--- DATASET ---
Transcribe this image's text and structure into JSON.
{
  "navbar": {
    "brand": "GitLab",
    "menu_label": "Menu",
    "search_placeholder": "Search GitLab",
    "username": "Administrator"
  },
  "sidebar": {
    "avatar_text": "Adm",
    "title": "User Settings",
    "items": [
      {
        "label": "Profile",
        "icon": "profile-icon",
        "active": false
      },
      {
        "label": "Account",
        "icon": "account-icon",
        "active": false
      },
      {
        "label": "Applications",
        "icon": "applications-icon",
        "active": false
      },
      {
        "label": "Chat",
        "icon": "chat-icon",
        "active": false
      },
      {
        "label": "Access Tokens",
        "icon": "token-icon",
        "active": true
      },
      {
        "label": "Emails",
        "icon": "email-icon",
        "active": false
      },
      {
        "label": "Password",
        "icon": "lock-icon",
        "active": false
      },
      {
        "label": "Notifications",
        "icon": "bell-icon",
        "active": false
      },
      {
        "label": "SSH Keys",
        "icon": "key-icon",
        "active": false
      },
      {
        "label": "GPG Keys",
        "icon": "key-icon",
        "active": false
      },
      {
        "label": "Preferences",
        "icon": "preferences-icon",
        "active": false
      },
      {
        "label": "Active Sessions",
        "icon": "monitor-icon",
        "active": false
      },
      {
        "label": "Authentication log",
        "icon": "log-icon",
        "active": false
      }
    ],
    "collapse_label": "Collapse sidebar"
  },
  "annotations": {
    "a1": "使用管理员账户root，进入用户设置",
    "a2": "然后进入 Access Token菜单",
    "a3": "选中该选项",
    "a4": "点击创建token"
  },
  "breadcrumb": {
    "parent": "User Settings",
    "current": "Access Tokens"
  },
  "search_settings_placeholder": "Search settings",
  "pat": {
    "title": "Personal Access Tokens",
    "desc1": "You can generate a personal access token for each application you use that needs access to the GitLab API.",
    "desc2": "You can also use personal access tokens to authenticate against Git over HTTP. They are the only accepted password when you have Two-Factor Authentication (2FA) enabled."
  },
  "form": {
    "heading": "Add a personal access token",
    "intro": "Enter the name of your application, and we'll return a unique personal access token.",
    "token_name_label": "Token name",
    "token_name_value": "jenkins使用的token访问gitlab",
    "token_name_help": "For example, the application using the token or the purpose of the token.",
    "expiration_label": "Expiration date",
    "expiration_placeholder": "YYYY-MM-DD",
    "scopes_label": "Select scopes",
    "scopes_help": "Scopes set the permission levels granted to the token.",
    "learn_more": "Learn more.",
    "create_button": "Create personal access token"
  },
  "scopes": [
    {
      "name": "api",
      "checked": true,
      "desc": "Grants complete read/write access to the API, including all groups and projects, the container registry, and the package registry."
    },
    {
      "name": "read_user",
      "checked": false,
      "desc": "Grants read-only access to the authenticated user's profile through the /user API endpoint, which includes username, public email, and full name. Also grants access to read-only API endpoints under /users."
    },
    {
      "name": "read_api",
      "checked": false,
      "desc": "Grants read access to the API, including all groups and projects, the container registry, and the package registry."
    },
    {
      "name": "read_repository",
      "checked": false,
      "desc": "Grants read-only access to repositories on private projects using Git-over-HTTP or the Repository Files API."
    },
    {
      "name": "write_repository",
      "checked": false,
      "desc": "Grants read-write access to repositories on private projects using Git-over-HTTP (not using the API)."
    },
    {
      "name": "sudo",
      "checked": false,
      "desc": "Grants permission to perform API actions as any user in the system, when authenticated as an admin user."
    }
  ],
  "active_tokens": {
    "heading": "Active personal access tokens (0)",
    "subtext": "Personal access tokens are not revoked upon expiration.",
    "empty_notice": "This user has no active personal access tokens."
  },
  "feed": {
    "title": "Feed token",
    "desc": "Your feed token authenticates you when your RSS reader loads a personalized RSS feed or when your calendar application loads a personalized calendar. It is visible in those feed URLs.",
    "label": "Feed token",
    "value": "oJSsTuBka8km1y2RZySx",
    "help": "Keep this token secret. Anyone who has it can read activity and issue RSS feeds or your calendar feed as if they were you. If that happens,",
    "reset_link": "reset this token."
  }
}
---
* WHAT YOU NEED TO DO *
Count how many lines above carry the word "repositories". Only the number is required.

* YOUR RESPONSE *
2